Meanwhile, my friend Barry was daring and put his seeds into the soil well before the last frost date for our region. As luck would have it the weather was unseasonably warm and his flowers are already up. I managed to shoot the very first open bloom on the day my article and photos were due. How’s that for timing?
Here it is:
The variety is called ‘Mahogany’.
Do you have a favorite nasturtium variety? Which variety are you trying for the first time this year?
The first new radishes have been making their way into our salads over the last week — what a treat! First up is ‘Sparkler’, a tender, two-toned variety that reminds me of a flattened ‘French Breakfast.’ The later is long and elegant but only appropriate for the very deepest containers, while ‘Sparkler’ is short and squat, perfect for window boxes and smaller pots.
The trick to growing tender radishes in pots is to keep the soil moist, but not soggy. Dry soil turns out small, woody radishes. Deeper containers are easier to keep moist. If you are having trouble growing decent radishes, try supersizing your container and growing a smaller variety.
This year I am experimenting with a big wash basin that is about 8 1/2″ deep by 18″ wide. I made lots of holes in the bottom of the container with a big nail and a hammer before filling it with potting soil. I then planted the seeds in concentric circles within the container, spaced about 2 inches apart so the radishes would have room to grow. Approximately 20 or so radishes can grow in there at one time — I could have fit a few more had I not sown a patch of wild arugula in the center for the heck of it.
More About Radishes:

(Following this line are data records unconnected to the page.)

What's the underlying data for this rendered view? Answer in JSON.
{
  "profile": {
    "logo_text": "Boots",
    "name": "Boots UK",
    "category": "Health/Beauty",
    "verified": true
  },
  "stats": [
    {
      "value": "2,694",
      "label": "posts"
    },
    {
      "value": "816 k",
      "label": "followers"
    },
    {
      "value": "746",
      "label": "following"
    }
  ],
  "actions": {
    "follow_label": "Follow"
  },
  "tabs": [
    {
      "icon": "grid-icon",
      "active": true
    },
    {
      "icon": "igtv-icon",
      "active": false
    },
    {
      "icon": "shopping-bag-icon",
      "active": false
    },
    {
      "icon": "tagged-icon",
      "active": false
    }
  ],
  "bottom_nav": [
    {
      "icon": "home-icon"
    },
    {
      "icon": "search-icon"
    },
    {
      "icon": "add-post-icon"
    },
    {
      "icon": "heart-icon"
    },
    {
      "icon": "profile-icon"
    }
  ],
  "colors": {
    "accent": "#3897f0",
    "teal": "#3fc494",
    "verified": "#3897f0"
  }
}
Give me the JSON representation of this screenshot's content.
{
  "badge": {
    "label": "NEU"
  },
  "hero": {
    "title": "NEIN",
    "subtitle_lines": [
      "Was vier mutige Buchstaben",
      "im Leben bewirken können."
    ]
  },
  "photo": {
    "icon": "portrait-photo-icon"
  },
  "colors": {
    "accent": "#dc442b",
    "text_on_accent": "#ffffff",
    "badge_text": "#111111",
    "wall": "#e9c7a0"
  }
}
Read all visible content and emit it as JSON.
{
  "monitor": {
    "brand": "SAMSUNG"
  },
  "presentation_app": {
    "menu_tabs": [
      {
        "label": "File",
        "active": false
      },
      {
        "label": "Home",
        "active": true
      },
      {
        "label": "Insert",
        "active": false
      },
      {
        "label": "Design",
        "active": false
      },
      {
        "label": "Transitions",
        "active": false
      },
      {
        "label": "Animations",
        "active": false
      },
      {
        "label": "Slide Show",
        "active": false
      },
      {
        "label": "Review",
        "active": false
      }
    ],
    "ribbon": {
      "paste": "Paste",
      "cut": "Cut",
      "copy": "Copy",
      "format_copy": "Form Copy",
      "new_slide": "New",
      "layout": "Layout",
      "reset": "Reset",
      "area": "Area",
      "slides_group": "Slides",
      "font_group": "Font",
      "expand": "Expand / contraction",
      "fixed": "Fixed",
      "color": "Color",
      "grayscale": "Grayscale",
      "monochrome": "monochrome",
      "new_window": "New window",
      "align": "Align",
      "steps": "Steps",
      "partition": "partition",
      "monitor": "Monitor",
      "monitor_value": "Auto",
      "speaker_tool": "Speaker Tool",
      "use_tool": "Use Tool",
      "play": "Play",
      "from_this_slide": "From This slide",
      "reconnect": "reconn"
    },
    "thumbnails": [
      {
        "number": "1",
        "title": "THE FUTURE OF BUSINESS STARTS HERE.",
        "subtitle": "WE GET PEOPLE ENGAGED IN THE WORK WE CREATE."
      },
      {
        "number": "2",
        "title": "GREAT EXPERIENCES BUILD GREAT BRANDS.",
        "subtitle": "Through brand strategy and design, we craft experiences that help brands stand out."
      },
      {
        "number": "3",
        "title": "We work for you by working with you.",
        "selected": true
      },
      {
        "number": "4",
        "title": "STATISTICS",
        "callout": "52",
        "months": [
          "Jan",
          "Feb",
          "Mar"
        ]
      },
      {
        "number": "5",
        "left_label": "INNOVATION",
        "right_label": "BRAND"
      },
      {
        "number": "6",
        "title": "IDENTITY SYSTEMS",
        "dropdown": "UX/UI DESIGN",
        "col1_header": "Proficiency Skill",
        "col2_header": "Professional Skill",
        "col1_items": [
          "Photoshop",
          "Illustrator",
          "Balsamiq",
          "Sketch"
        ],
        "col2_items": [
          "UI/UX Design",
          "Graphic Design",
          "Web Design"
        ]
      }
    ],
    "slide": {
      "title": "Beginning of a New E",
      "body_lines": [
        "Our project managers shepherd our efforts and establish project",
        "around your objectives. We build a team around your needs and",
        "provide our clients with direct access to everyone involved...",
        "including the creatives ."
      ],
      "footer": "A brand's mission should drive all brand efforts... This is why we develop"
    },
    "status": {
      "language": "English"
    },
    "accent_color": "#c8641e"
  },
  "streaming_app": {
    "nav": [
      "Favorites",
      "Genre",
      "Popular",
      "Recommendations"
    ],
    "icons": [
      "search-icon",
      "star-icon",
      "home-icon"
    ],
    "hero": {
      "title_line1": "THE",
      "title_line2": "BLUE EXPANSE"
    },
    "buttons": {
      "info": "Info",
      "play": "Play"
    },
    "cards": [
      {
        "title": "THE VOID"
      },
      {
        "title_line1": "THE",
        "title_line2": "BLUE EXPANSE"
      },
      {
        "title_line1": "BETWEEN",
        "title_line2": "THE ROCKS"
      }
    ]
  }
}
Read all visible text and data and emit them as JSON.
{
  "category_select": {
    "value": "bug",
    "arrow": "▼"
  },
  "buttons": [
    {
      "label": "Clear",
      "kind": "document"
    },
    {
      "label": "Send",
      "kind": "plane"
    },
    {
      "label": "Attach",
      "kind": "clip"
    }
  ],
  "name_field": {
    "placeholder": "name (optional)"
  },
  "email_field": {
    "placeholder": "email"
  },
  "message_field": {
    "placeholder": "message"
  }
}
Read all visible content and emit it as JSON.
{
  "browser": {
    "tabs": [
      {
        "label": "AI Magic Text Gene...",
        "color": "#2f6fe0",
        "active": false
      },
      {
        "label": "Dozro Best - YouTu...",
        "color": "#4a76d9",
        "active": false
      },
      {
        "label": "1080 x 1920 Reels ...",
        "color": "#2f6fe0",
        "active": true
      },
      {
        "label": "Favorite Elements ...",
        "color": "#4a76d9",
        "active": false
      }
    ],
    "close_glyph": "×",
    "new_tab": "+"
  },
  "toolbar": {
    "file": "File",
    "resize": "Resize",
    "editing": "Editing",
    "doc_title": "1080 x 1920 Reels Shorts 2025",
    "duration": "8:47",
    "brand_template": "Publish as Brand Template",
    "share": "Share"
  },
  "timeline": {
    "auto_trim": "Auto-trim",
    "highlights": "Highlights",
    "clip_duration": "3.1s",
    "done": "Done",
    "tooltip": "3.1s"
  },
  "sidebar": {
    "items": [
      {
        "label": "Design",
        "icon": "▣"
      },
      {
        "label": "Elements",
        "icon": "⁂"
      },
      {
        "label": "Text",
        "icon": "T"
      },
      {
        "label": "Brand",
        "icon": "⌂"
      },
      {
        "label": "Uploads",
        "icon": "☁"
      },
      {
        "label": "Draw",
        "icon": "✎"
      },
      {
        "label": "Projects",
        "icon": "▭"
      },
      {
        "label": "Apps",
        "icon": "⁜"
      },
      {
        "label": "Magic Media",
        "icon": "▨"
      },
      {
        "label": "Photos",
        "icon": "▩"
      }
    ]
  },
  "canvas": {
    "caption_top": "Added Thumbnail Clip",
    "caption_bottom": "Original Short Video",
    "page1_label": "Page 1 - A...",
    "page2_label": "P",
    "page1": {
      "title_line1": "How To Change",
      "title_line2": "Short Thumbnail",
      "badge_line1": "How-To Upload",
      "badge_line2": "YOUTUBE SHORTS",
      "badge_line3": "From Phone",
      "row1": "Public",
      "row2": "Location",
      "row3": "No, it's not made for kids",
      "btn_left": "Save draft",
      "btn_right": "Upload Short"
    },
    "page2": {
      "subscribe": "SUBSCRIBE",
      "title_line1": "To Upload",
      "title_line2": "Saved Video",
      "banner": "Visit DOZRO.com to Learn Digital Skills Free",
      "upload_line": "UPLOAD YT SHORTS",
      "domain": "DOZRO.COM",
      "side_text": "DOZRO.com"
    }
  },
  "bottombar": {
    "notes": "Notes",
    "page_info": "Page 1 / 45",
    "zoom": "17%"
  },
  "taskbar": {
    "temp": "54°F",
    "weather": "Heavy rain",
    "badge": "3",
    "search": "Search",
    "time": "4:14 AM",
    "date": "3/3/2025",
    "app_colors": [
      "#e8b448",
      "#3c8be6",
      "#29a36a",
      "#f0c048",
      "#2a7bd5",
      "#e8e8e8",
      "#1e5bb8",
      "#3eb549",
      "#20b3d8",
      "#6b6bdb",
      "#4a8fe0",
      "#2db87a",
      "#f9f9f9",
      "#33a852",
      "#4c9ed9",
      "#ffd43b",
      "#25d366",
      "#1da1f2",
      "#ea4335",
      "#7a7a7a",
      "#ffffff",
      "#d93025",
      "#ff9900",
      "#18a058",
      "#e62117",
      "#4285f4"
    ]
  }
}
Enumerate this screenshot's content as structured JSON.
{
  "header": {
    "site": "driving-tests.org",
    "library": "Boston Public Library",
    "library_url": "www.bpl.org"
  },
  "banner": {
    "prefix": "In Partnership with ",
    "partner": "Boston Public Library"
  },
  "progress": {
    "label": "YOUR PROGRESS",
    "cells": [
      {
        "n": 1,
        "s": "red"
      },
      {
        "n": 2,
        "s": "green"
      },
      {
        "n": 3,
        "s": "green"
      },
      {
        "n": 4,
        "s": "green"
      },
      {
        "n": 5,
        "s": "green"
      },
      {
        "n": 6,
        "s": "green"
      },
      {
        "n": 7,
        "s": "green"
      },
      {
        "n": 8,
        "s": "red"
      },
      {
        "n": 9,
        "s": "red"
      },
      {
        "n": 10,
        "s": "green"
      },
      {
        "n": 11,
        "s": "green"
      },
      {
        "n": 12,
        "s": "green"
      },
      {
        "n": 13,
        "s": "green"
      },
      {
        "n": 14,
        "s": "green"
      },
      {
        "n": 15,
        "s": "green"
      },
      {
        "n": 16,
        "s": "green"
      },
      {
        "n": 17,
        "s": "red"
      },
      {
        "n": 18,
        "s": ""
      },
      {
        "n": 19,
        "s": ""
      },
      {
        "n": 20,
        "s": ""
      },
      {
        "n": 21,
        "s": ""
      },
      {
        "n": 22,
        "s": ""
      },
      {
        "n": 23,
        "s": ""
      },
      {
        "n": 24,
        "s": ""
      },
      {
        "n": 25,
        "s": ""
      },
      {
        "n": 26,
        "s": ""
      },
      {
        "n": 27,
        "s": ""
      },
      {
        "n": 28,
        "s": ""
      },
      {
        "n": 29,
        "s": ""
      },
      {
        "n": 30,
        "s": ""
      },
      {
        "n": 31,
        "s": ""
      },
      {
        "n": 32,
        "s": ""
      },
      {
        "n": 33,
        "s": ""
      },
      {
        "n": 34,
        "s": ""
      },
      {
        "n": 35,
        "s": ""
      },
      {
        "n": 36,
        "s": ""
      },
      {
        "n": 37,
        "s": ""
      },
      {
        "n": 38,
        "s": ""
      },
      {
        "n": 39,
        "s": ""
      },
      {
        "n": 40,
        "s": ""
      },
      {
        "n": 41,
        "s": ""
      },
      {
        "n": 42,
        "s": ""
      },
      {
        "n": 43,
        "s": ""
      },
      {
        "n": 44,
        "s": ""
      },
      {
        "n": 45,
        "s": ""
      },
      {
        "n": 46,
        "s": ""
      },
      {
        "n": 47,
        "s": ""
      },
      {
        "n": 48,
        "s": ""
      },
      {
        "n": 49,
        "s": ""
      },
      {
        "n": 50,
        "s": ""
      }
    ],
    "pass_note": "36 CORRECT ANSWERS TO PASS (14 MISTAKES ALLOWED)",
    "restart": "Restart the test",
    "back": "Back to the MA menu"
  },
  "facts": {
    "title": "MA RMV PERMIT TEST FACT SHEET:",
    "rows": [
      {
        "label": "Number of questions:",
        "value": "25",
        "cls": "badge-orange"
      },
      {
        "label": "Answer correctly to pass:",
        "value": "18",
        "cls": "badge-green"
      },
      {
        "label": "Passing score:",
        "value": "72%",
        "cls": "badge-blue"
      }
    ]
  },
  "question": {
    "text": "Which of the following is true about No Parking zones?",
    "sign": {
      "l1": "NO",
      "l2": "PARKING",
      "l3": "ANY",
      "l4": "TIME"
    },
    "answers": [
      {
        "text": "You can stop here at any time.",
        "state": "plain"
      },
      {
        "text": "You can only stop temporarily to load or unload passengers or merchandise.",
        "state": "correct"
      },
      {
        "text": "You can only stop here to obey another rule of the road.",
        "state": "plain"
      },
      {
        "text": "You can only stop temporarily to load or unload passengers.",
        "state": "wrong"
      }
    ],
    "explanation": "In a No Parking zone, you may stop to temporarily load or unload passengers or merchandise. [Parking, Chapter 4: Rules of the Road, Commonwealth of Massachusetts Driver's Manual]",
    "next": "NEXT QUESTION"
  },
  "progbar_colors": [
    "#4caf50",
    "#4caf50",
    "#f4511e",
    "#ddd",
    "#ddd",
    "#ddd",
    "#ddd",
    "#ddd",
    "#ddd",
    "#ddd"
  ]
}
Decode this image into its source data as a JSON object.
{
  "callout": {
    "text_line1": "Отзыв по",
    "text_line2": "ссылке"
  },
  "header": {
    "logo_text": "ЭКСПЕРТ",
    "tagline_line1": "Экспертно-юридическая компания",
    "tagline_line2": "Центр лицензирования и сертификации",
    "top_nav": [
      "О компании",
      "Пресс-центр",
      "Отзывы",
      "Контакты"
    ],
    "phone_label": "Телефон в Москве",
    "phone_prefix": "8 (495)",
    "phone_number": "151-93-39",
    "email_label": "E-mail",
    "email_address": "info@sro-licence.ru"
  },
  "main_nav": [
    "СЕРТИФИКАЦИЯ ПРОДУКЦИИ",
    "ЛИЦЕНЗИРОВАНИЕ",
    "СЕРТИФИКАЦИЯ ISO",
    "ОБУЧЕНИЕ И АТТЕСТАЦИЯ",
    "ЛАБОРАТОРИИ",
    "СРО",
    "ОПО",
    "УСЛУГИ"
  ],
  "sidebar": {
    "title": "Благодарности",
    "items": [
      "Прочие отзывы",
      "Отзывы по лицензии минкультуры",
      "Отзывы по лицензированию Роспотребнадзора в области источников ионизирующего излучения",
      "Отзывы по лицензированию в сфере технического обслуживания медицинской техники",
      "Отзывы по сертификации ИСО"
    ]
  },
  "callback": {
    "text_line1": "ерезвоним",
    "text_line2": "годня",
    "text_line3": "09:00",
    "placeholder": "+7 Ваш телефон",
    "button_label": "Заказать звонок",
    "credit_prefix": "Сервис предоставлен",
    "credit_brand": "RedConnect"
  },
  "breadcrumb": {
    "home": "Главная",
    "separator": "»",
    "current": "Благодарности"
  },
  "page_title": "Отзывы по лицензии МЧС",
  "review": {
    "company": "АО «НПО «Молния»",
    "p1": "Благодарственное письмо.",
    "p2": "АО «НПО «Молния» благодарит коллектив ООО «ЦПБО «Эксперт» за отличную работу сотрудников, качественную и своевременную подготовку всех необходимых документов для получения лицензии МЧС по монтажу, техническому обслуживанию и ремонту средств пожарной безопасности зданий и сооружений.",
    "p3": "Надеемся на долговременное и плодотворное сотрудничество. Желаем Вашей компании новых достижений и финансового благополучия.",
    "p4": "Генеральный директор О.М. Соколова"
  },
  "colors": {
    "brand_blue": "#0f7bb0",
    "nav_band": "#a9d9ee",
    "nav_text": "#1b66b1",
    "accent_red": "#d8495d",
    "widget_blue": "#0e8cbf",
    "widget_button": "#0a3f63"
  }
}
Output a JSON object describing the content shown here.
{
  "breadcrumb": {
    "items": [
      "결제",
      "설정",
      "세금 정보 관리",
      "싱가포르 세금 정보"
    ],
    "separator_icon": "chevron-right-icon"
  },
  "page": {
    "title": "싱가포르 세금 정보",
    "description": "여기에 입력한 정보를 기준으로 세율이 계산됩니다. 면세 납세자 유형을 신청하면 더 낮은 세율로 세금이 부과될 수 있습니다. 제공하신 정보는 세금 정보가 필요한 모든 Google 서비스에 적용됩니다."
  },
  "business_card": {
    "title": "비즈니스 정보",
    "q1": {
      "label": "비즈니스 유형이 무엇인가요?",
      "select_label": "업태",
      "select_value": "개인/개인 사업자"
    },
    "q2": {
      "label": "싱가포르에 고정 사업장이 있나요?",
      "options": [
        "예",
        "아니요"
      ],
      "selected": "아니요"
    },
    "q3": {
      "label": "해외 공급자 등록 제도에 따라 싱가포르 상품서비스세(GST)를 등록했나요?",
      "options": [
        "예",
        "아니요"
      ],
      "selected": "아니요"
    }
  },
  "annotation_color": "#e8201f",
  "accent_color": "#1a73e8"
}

Recently, our meals have been peppered with ingredients gleaned from the gardens; however, today’s lunch is the first that is all garden grown.
Here’s the breakdown:
- Chive Blossoms: A hardy perennial that has been growing for about a decade in a big container on the roof.
- Lemon Balm: Eat the fresh leaves in the spring. This is a hardy perennial that self seeds all over the community garden.
- Parsley: From the roof.
- Pansy petals: Also from the roof.
- Three types of lettuce: All of which self-seeded in various containers on the roof. I didn’t have to do a thing, although I did transplant a few to the community garden plot.
- ‘Egyptian Walking Onion’: Just the greens.
- Borage sprouts: I got this idea from Julianna, who brought a salad to our Saturday afternoon transplant trade/potluck that included borage from her garden. Borage self-seeds like nobody’s business and is coming up like mad right now. why not use the tender, fresh sprouts rather than tossing them in the compost? The first set of true leaves are prickly but the cotyledon leaves are smooth, with a fresh cucumbery taste.
- Baby kale
- Purple Mizuna: More on this soon. This is my new favourite edible!
- Assorted mustard greens
- Violet leaves and flowers: I have a small patch over at the community garden that is going to expand this year once I add the three additional varieties I have acquired this spring. Eat the young, new leaves and the flowers.
- Bloody Dock: If you’d like to know more, I wrote an article on spring greens including bloody dock, for Garden Making magazine.
For identification purposes, here’s what the borage seedlings look like. You can also identify them by their cucumber scent. The seedling in the top left corner is anise-hyssop. You can eat that too.